We are big fans. We are hard-core supporters of our teams: We paint the town blue on opening day for our Kansas City Royals baseball team and we go all red for the Kansas City Chiefs, our football team. Both franchises play their home games at the Truman Sports Complex (Kauffman and Arrowhead stadiums, respectively), one of the nation’s best and most beautiful outdoor venues. The Kansas City Wizards play outdoor soccer at Arrowhead Stadium, and the Kansas City Comets play indoors at Kemper Arena, which they share with the Kansas City Blades of the International Hockey League and the Kansas City Knights of the American Basketball Association. In 2001 we opened the state-of-the-art Kansas Speedway, bringing national-level auto racing to town. And we are divided on the college sports scene, splitting our loyalties among the nearby Big 12 schools (Missouri, Kansas and Kansas State) and the local college teams.

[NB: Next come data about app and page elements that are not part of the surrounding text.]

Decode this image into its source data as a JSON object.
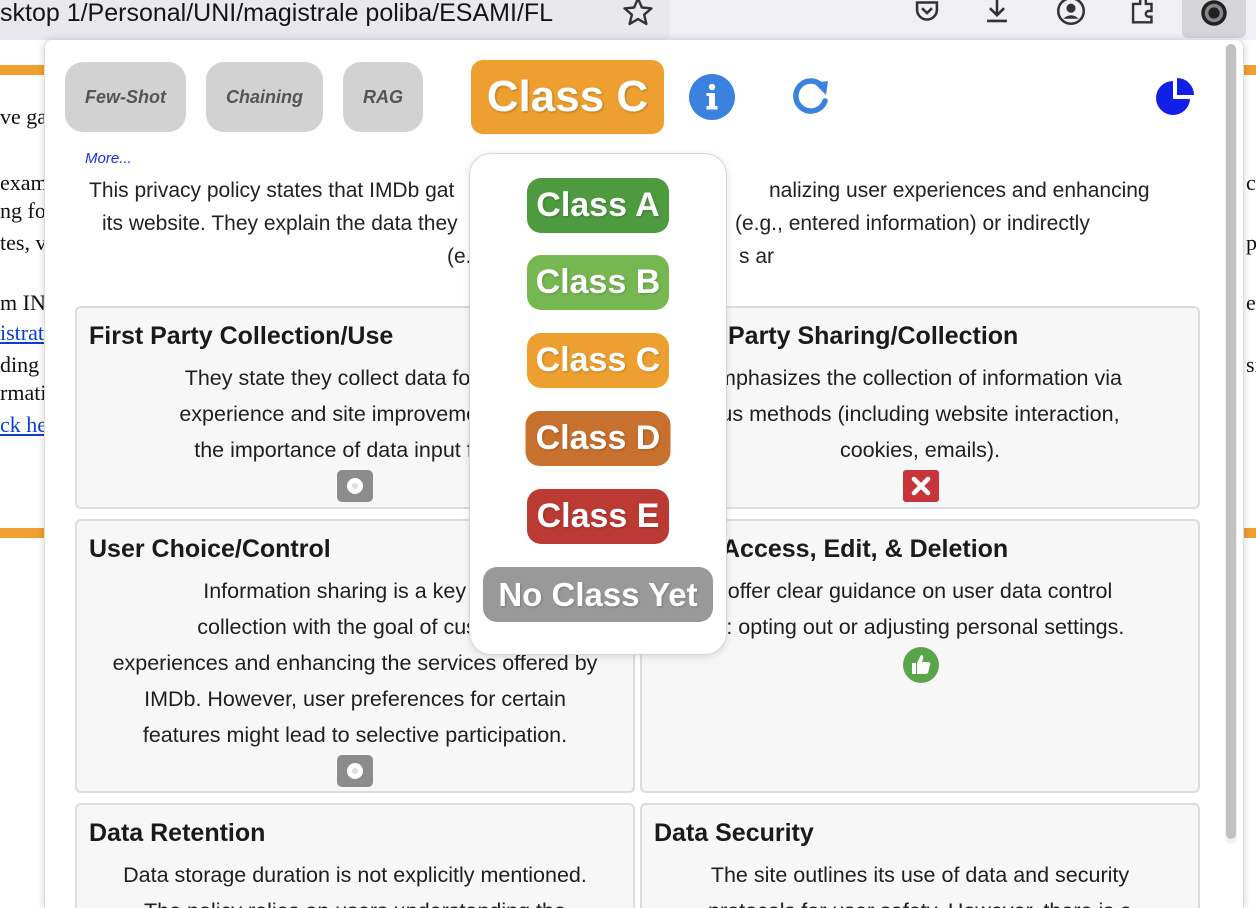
{
  "browser": {
    "url_text": "sktop 1/Personal/UNI/magistrale poliba/ESAMI/FL",
    "icons": [
      "star-icon",
      "pocket-icon",
      "download-icon",
      "account-icon",
      "extensions-icon",
      "extension-badge-icon"
    ]
  },
  "background_page": {
    "lines_left": [
      "ve ga",
      "exam",
      "ng fo",
      "tes, v",
      "m IN",
      "istrat",
      "ding",
      "rmati",
      "ck he"
    ],
    "lines_right": [
      "c",
      "pt",
      "ef",
      "si"
    ]
  },
  "popup": {
    "modes": [
      "Few-Shot",
      "Chaining",
      "RAG"
    ],
    "current_class": "Class C",
    "header_icons": [
      "info-icon",
      "refresh-icon",
      "pie-chart-icon"
    ],
    "more_link": "More...",
    "summary_lines": [
      "This privacy policy states that IMDb gat",
      "nalizing user experiences and enhancing",
      "its website. They explain the data they",
      "(e.g., entered information) or indirectly",
      "(e.",
      "s ar"
    ],
    "cards": [
      {
        "title": "First Party Collection/Use",
        "lines": [
          "They state they collect data for pers",
          "experience and site improvements. It",
          "the importance of data input for fu"
        ],
        "icon": "neutral-icon"
      },
      {
        "title": "Party Sharing/Collection",
        "lines": [
          "mphasizes the collection of information via",
          "us methods (including website interaction,",
          "cookies, emails)."
        ],
        "icon": "negative-x-icon"
      },
      {
        "title": "User Choice/Control",
        "lines": [
          "Information sharing is a key asp",
          "collection with the goal of custom",
          "experiences and enhancing the services offered by",
          "IMDb. However, user preferences for certain",
          "features might lead to selective participation."
        ],
        "icon": "neutral-icon"
      },
      {
        "title": "Access, Edit, & Deletion",
        "lines": [
          "offer clear guidance on user data control",
          "s: opting out or adjusting personal settings."
        ],
        "icon": "thumbs-up-icon"
      },
      {
        "title": "Data Retention",
        "lines": [
          "Data storage duration is not explicitly mentioned.",
          "The policy relies on users understanding the"
        ],
        "icon": ""
      },
      {
        "title": "Data Security",
        "lines": [
          "The site outlines its use of data and security",
          "protocols for user safety. However, there is a"
        ],
        "icon": ""
      }
    ],
    "dropdown": [
      {
        "label": "Class A",
        "color": "#4e9a3f"
      },
      {
        "label": "Class B",
        "color": "#77b752"
      },
      {
        "label": "Class C",
        "color": "#eda030"
      },
      {
        "label": "Class D",
        "color": "#c8702e"
      },
      {
        "label": "Class E",
        "color": "#bb3a33"
      },
      {
        "label": "No Class Yet",
        "color": "#999999"
      }
    ]
  },
  "colors": {
    "accent_orange": "#eda030",
    "info_blue": "#3b82e0",
    "pie_blue": "#1020e8"
  }
}
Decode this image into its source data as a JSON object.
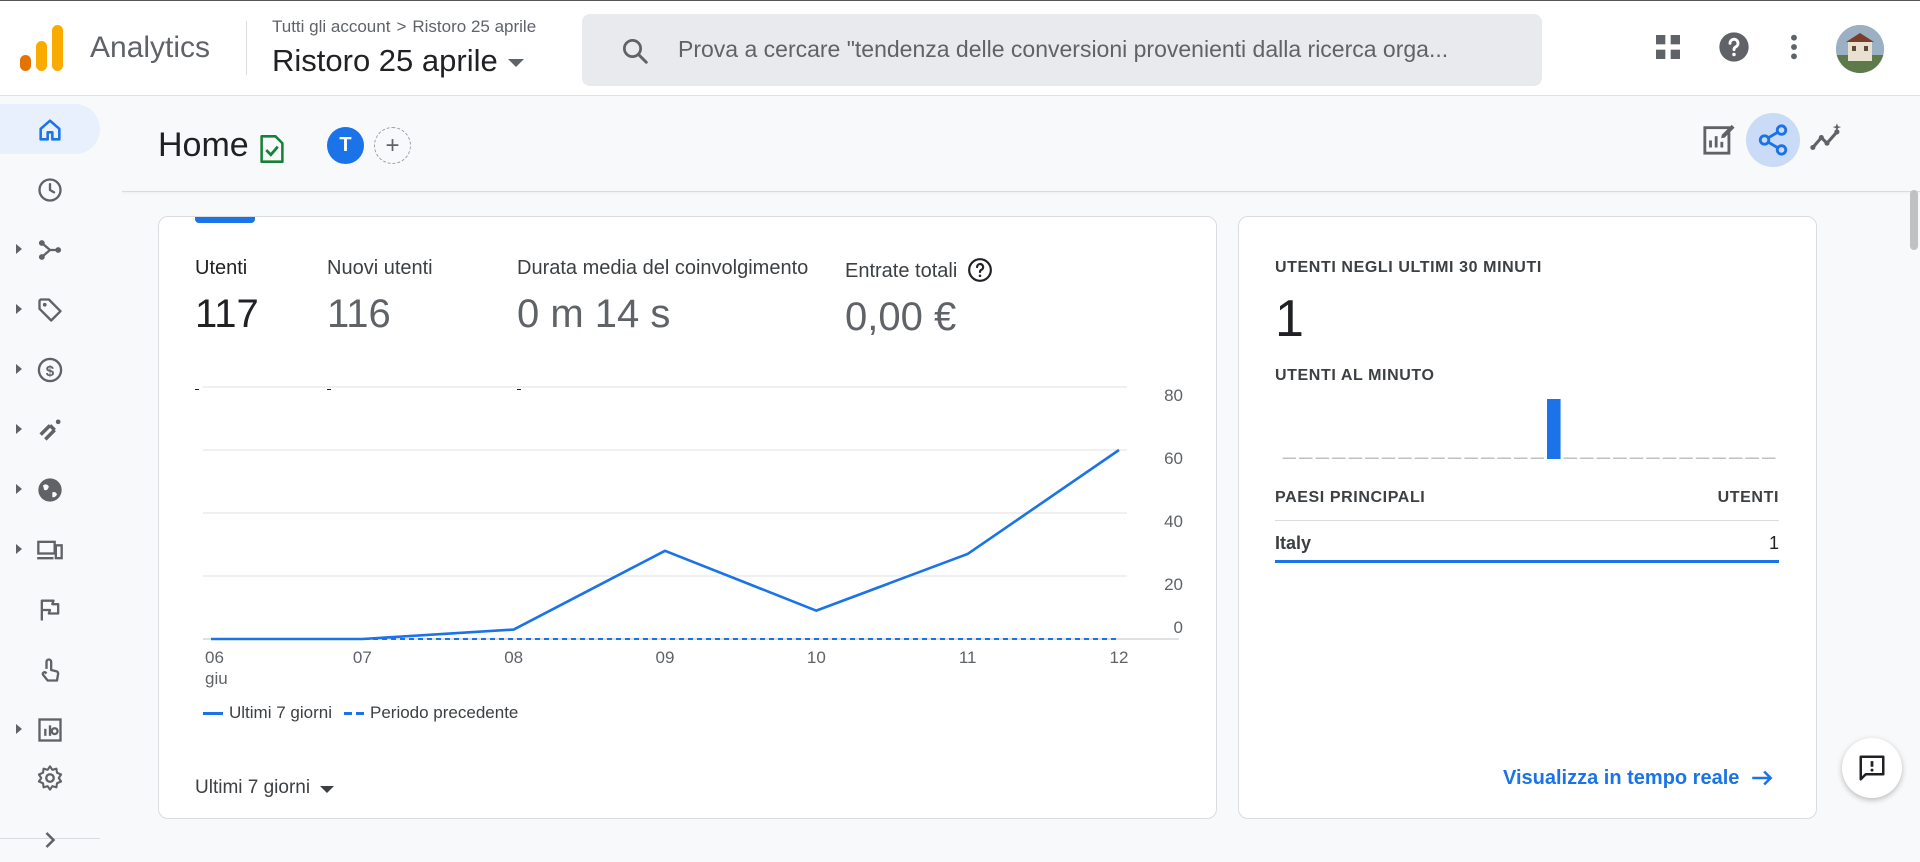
{
  "header": {
    "app_name": "Analytics",
    "breadcrumb": [
      "Tutti gli account",
      "Ristoro 25 aprile"
    ],
    "property_name": "Ristoro 25 aprile",
    "search_placeholder": "Prova a cercare \"tendenza delle conversioni provenienti dalla ricerca orga..."
  },
  "page": {
    "title": "Home",
    "user_initial": "T",
    "add_symbol": "+"
  },
  "sidebar": {
    "items": [
      "home-icon",
      "reports-snapshot-icon",
      "explore-icon",
      "tag-icon",
      "monetization-icon",
      "acquisition-icon",
      "globe-icon",
      "devices-icon",
      "flag-icon",
      "touch-icon",
      "library-icon"
    ],
    "settings_icon": "gear-icon",
    "expand_icon": "chevron-right-icon"
  },
  "metrics": [
    {
      "label": "Utenti",
      "value": "117"
    },
    {
      "label": "Nuovi utenti",
      "value": "116"
    },
    {
      "label": "Durata media del coinvolgimento",
      "value": "0 m 14 s"
    },
    {
      "label": "Entrate totali",
      "value": "0,00 €"
    }
  ],
  "chart_data": {
    "type": "line",
    "x": [
      "06",
      "07",
      "08",
      "09",
      "10",
      "11",
      "12"
    ],
    "x_sublabel": "giu",
    "yticks": [
      0,
      20,
      40,
      60,
      80
    ],
    "ylim": [
      0,
      80
    ],
    "series": [
      {
        "name": "Ultimi 7 giorni",
        "values": [
          0,
          0,
          3,
          28,
          9,
          27,
          60
        ],
        "style": "solid"
      },
      {
        "name": "Periodo precedente",
        "values": [
          0,
          0,
          0,
          0,
          0,
          0,
          0
        ],
        "style": "dashed"
      }
    ],
    "color": "#1a73e8",
    "grid": true
  },
  "period_selector": "Ultimi 7 giorni",
  "realtime": {
    "title": "UTENTI NEGLI ULTIMI 30 MINUTI",
    "value": "1",
    "per_minute_label": "UTENTI AL MINUTO",
    "per_minute_values": [
      0,
      0,
      0,
      0,
      0,
      0,
      0,
      0,
      0,
      0,
      0,
      0,
      0,
      0,
      0,
      0,
      1,
      0,
      0,
      0,
      0,
      0,
      0,
      0,
      0,
      0,
      0,
      0,
      0,
      0
    ],
    "countries_header": "PAESI PRINCIPALI",
    "users_header": "UTENTI",
    "countries": [
      {
        "name": "Italy",
        "users": "1"
      }
    ],
    "link": "Visualizza in tempo reale"
  },
  "colors": {
    "accent": "#1a73e8",
    "logo_orange": "#f9ab00",
    "logo_dark": "#e37400"
  }
}
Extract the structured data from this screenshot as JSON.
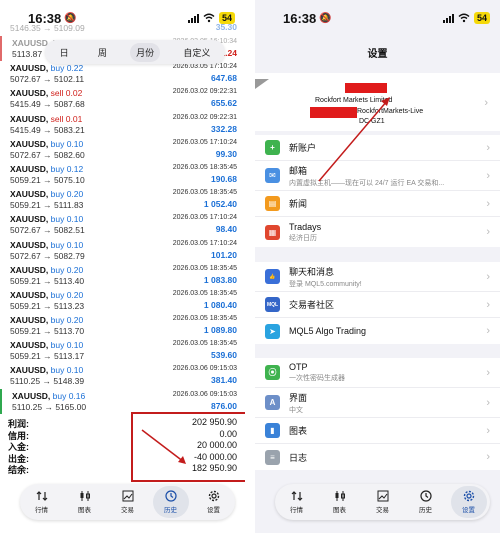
{
  "status": {
    "time": "16:38",
    "battery": "54"
  },
  "left": {
    "period_tabs": [
      {
        "label": "日",
        "active": false
      },
      {
        "label": "周",
        "active": false
      },
      {
        "label": "月份",
        "active": true
      },
      {
        "label": "自定义",
        "active": false
      }
    ],
    "top_fragment": {
      "a_prices": "5146.35 → 5109.09",
      "a_profit": "35.30",
      "b_sym": "XAUUSD, buy 0.01",
      "b_date": "2026.03.05 16:10:34",
      "b_prices": "5113.87 → 5113.87",
      "b_profit": "-1 241.24"
    },
    "deals": [
      {
        "sym": "XAUUSD,",
        "dir": "buy 0.22",
        "type": "buy",
        "date": "2026.03.05 17:10:24",
        "prices": "5072.67 → 5102.11",
        "profit": "647.68"
      },
      {
        "sym": "XAUUSD,",
        "dir": "sell 0.02",
        "type": "sell",
        "date": "2026.03.02 09:22:31",
        "prices": "5415.49 → 5087.68",
        "profit": "655.62"
      },
      {
        "sym": "XAUUSD,",
        "dir": "sell 0.01",
        "type": "sell",
        "date": "2026.03.02 09:22:31",
        "prices": "5415.49 → 5083.21",
        "profit": "332.28"
      },
      {
        "sym": "XAUUSD,",
        "dir": "buy 0.10",
        "type": "buy",
        "date": "2026.03.05 17:10:24",
        "prices": "5072.67 → 5082.60",
        "profit": "99.30"
      },
      {
        "sym": "XAUUSD,",
        "dir": "buy 0.12",
        "type": "buy",
        "date": "2026.03.05 18:35:45",
        "prices": "5059.21 → 5075.10",
        "profit": "190.68"
      },
      {
        "sym": "XAUUSD,",
        "dir": "buy 0.20",
        "type": "buy",
        "date": "2026.03.05 18:35:45",
        "prices": "5059.21 → 5111.83",
        "profit": "1 052.40"
      },
      {
        "sym": "XAUUSD,",
        "dir": "buy 0.10",
        "type": "buy",
        "date": "2026.03.05 17:10:24",
        "prices": "5072.67 → 5082.51",
        "profit": "98.40"
      },
      {
        "sym": "XAUUSD,",
        "dir": "buy 0.10",
        "type": "buy",
        "date": "2026.03.05 17:10:24",
        "prices": "5072.67 → 5082.79",
        "profit": "101.20"
      },
      {
        "sym": "XAUUSD,",
        "dir": "buy 0.20",
        "type": "buy",
        "date": "2026.03.05 18:35:45",
        "prices": "5059.21 → 5113.40",
        "profit": "1 083.80"
      },
      {
        "sym": "XAUUSD,",
        "dir": "buy 0.20",
        "type": "buy",
        "date": "2026.03.05 18:35:45",
        "prices": "5059.21 → 5113.23",
        "profit": "1 080.40"
      },
      {
        "sym": "XAUUSD,",
        "dir": "buy 0.20",
        "type": "buy",
        "date": "2026.03.05 18:35:45",
        "prices": "5059.21 → 5113.70",
        "profit": "1 089.80"
      },
      {
        "sym": "XAUUSD,",
        "dir": "buy 0.10",
        "type": "buy",
        "date": "2026.03.05 18:35:45",
        "prices": "5059.21 → 5113.17",
        "profit": "539.60"
      },
      {
        "sym": "XAUUSD,",
        "dir": "buy 0.10",
        "type": "buy",
        "date": "2026.03.06 09:15:03",
        "prices": "5110.25 → 5148.39",
        "profit": "381.40"
      },
      {
        "sym": "XAUUSD,",
        "dir": "buy 0.16",
        "type": "buy",
        "date": "2026.03.06 09:15:03",
        "prices": "5110.25 → 5165.00",
        "profit": "876.00"
      }
    ],
    "summary": [
      {
        "label": "利润:",
        "value": "202 950.90"
      },
      {
        "label": "信用:",
        "value": "0.00"
      },
      {
        "label": "入金:",
        "value": "20 000.00"
      },
      {
        "label": "出金:",
        "value": "-40 000.00"
      },
      {
        "label": "结余:",
        "value": "182 950.90"
      }
    ],
    "tabs": [
      {
        "label": "行情",
        "icon": "sort-arrows-icon",
        "active": false
      },
      {
        "label": "图表",
        "icon": "candlestick-icon",
        "active": false
      },
      {
        "label": "交易",
        "icon": "trade-chart-icon",
        "active": false
      },
      {
        "label": "历史",
        "icon": "history-clock-icon",
        "active": true
      },
      {
        "label": "设置",
        "icon": "gear-icon",
        "active": false
      }
    ]
  },
  "right": {
    "title": "设置",
    "account": {
      "broker": "Rockfort Markets Limited",
      "server": "RockfortMarkets-Live",
      "extra": "DC GZ1"
    },
    "group1": [
      {
        "label": "新账户",
        "sub": "",
        "icon": "new-account-icon",
        "color": "#3fb34f",
        "glyph": "+"
      },
      {
        "label": "邮箱",
        "sub": "内置虚拟主机——现在可以 24/7 运行 EA 交易和...",
        "icon": "mail-icon",
        "color": "#4a90e2",
        "glyph": "✉"
      },
      {
        "label": "新闻",
        "sub": "",
        "icon": "news-book-icon",
        "color": "#f39a1e",
        "glyph": "▤"
      },
      {
        "label": "Tradays",
        "sub": "经济日历",
        "icon": "tradays-calendar-icon",
        "color": "#e0472f",
        "glyph": "▦"
      }
    ],
    "group2": [
      {
        "label": "聊天和消息",
        "sub": "登录 MQL5.community!",
        "icon": "chat-thumb-icon",
        "color": "#3a6fd8",
        "glyph": "👍"
      },
      {
        "label": "交易者社区",
        "sub": "",
        "icon": "mql5-community-icon",
        "color": "#3466c8",
        "glyph": "MQL"
      },
      {
        "label": "MQL5 Algo Trading",
        "sub": "",
        "icon": "telegram-icon",
        "color": "#2aa3e0",
        "glyph": "➤"
      }
    ],
    "group3": [
      {
        "label": "OTP",
        "sub": "一次性密码生成器",
        "icon": "otp-icon",
        "color": "#3fb34f",
        "glyph": "⦿"
      },
      {
        "label": "界面",
        "sub": "中文",
        "icon": "language-icon",
        "color": "#6d8fc8",
        "glyph": "A"
      },
      {
        "label": "图表",
        "sub": "",
        "icon": "chart-settings-icon",
        "color": "#3a82d8",
        "glyph": "▮"
      },
      {
        "label": "日志",
        "sub": "",
        "icon": "journal-icon",
        "color": "#9aa3ad",
        "glyph": "≡"
      }
    ],
    "tabs": [
      {
        "label": "行情",
        "icon": "sort-arrows-icon",
        "active": false
      },
      {
        "label": "图表",
        "icon": "candlestick-icon",
        "active": false
      },
      {
        "label": "交易",
        "icon": "trade-chart-icon",
        "active": false
      },
      {
        "label": "历史",
        "icon": "history-clock-icon",
        "active": false
      },
      {
        "label": "设置",
        "icon": "gear-icon",
        "active": true
      }
    ]
  }
}
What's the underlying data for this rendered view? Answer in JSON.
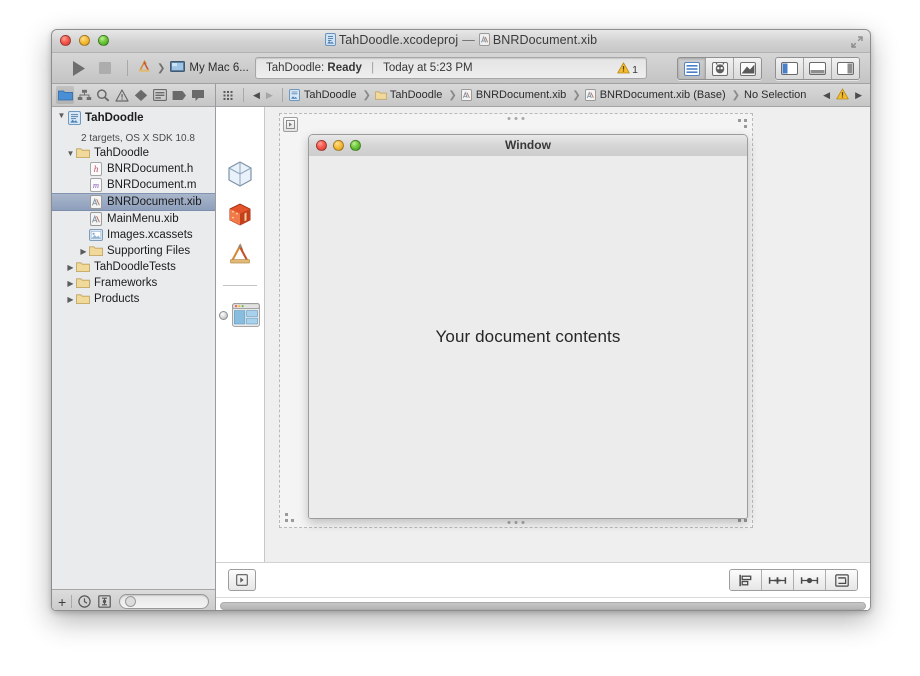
{
  "window": {
    "title_project": "TahDoodle.xcodeproj",
    "title_separator": "—",
    "title_file": "BNRDocument.xib"
  },
  "toolbar": {
    "run_label": "Run",
    "stop_label": "Stop",
    "scheme_project": "TahDoodle",
    "scheme_destination": "My Mac 6...",
    "status_project": "TahDoodle:",
    "status_state": "Ready",
    "status_divider": "|",
    "status_time": "Today at 5:23 PM",
    "warning_count": "1",
    "editor_standard": "Standard Editor",
    "editor_assistant": "Assistant Editor",
    "editor_version": "Version Editor",
    "view_navigator": "Hide Navigator",
    "view_debug": "Hide Debug Area",
    "view_utilities": "Hide Utilities"
  },
  "navigator": {
    "tabs": [
      {
        "name": "project-navigator",
        "icon": "folder-icon",
        "selected": true
      },
      {
        "name": "symbol-navigator",
        "icon": "hierarchy-icon",
        "selected": false
      },
      {
        "name": "find-navigator",
        "icon": "search-icon",
        "selected": false
      },
      {
        "name": "issue-navigator",
        "icon": "warning-triangle-icon",
        "selected": false
      },
      {
        "name": "test-navigator",
        "icon": "diamond-icon",
        "selected": false
      },
      {
        "name": "debug-navigator",
        "icon": "lines-icon",
        "selected": false
      },
      {
        "name": "breakpoint-navigator",
        "icon": "tag-icon",
        "selected": false
      },
      {
        "name": "log-navigator",
        "icon": "speech-bubble-icon",
        "selected": false
      }
    ],
    "tree": [
      {
        "label": "TahDoodle",
        "sub": "2 targets, OS X SDK 10.8",
        "icon": "xcodeproj-icon",
        "indent": 0,
        "twisty": "down",
        "bold": true,
        "selected": false
      },
      {
        "label": "TahDoodle",
        "sub": "",
        "icon": "folder-icon",
        "indent": 1,
        "twisty": "down",
        "bold": false,
        "selected": false
      },
      {
        "label": "BNRDocument.h",
        "sub": "",
        "icon": "header-file-icon",
        "indent": 2,
        "twisty": "none",
        "bold": false,
        "selected": false
      },
      {
        "label": "BNRDocument.m",
        "sub": "",
        "icon": "source-file-icon",
        "indent": 2,
        "twisty": "none",
        "bold": false,
        "selected": false
      },
      {
        "label": "BNRDocument.xib",
        "sub": "",
        "icon": "xib-file-icon",
        "indent": 2,
        "twisty": "none",
        "bold": false,
        "selected": true
      },
      {
        "label": "MainMenu.xib",
        "sub": "",
        "icon": "xib-file-icon",
        "indent": 2,
        "twisty": "none",
        "bold": false,
        "selected": false
      },
      {
        "label": "Images.xcassets",
        "sub": "",
        "icon": "xcassets-icon",
        "indent": 2,
        "twisty": "none",
        "bold": false,
        "selected": false
      },
      {
        "label": "Supporting Files",
        "sub": "",
        "icon": "folder-icon",
        "indent": 2,
        "twisty": "right",
        "bold": false,
        "selected": false
      },
      {
        "label": "TahDoodleTests",
        "sub": "",
        "icon": "folder-icon",
        "indent": 1,
        "twisty": "right",
        "bold": false,
        "selected": false
      },
      {
        "label": "Frameworks",
        "sub": "",
        "icon": "folder-icon",
        "indent": 1,
        "twisty": "right",
        "bold": false,
        "selected": false
      },
      {
        "label": "Products",
        "sub": "",
        "icon": "folder-icon",
        "indent": 1,
        "twisty": "right",
        "bold": false,
        "selected": false
      }
    ],
    "bottom": {
      "add_label": "+",
      "recent_label": "Show recent files",
      "source_control_label": "Show source control files",
      "filter_placeholder": ""
    }
  },
  "jumpbar": {
    "related_label": "Related Items",
    "back_label": "Back",
    "forward_label": "Forward",
    "crumbs": [
      {
        "label": "TahDoodle",
        "icon": "xcodeproj-icon"
      },
      {
        "label": "TahDoodle",
        "icon": "folder-icon"
      },
      {
        "label": "BNRDocument.xib",
        "icon": "xib-file-icon"
      },
      {
        "label": "BNRDocument.xib (Base)",
        "icon": "xib-file-icon"
      },
      {
        "label": "No Selection",
        "icon": ""
      }
    ],
    "prev_issue_label": "Previous Issue",
    "issue_label": "1 warning",
    "next_issue_label": "Next Issue"
  },
  "outline": {
    "placeholders": [
      {
        "name": "files-owner-placeholder",
        "icon": "wireframe-cube-icon"
      },
      {
        "name": "first-responder-placeholder",
        "icon": "orange-cube-icon"
      },
      {
        "name": "application-placeholder",
        "icon": "compass-ruler-icon"
      },
      {
        "name": "window-object",
        "icon": "window-thumbnail-icon"
      }
    ]
  },
  "canvas": {
    "nswindow_title": "Window",
    "document_contents_label": "Your document contents"
  },
  "editor_bottom": {
    "document_outline_label": "Show Document Outline",
    "align_label": "Align",
    "pin_label": "Pin",
    "resolve_label": "Resolve Auto Layout Issues",
    "resizing_label": "Resizing Behavior"
  },
  "colors": {
    "accent_blue": "#3b74d0",
    "selection_row": "#8e9fbc",
    "warning_yellow": "#f2b31d",
    "window_chrome": "#cfcfcf",
    "canvas_bg": "#efefef"
  }
}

We have very interesting weather (we average 38.1 inches of precipitation every year, including 21 inches of snow, and we have 51 days with thunderstorms, 39 days above 90 degrees and 22 below 10 degrees – on our hottest day ever, Aug. 14, 1936, we hit 113 degrees, and we bottomed out at minus 23 degrees on Dec. 22 and 23, 1989); five entertainment districts; great shopping all over town; 74 public school districts; and big plans for the future.